While many would use this to criticize the company I see it as an opportunity. At the current pace of share buybacks, EPS should grow at 10% and if they improve the operating performance of the company they could grow earnings at a much faster clip.
Now this is not some pie in the sky estimate. If their expenses were comparable to say Unitedhealth (NYSE:UNH), earnings would rise by 50%. That is huge opportunity and no revenue growth is required.
Next some of the headwinds facing the company should shortly become tailwinds. First enrollment should begin to rise as the economy improves and companies add to their payrolls. The high unemployment rate over the past several years has hurt the company.
Lastly, the recent regulatory changes (due to Obamacare) has increased costs as company sorts out the changes. Some of these costs are here to stay but some should taper off over time.
If you add it all up you a have a company that is selling well below book value and can earn decent returns on equity.
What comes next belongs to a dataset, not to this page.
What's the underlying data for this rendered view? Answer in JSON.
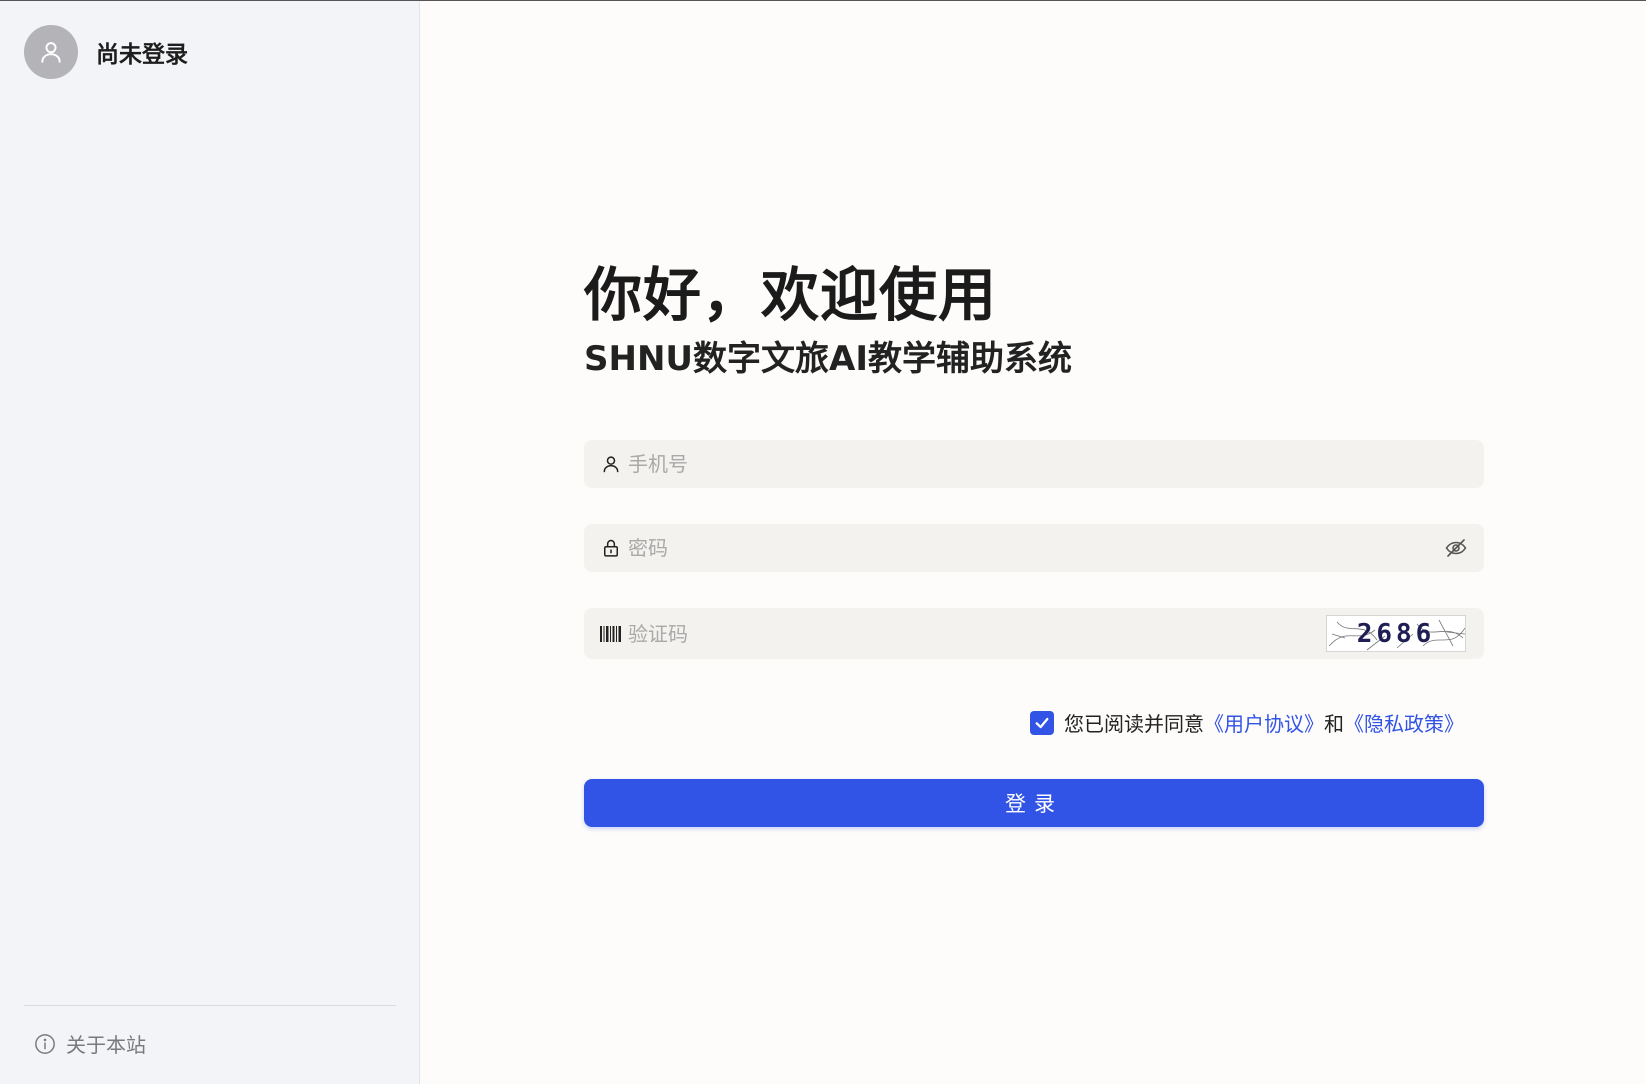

Recent headwinds should shortly turn into tailwinds and they have huge opportunities cut expenses. If the company can find a decent CEO who can get costs under control and the economy picks up a little, watch out, this stock is going to double in very short order.
POSCO (NYSE - PKX (ADR), $82.15)
I’m getting tired so this one is going to be short and sweet. POSCO is the third largest steel producer in the world. So what is so great about POSCO? Well to start with, they are selling for about 60% of book value. Why is that so important? It means you’re paying about the same valuation that Warren Buffett paid for his POSCO shares back in 2005.
Why would you want to own POSCO? As I've said before, in any commodity business you want to own the low cost producer. POSCO is likely among the lowest cost steel producers in the world and are much more efficient than US competitors. Their operating margins are double that of American steel companies. Lastly, the company has been constantly profitable for the past decade unlike many other steel producers.
POSCO will also benefit as the world’s economy improves. I would expect ROE and net profits to improve by a couple percentage points. You’re definitely not buying the company at a time when they are generating peak returns. At 6.5 times normal earnings, your getting over a 15% earnings yield.
Good luck and may 2013 be as profitable as 2012.
Disclosure: I own BAC class A warrants & BRK.b.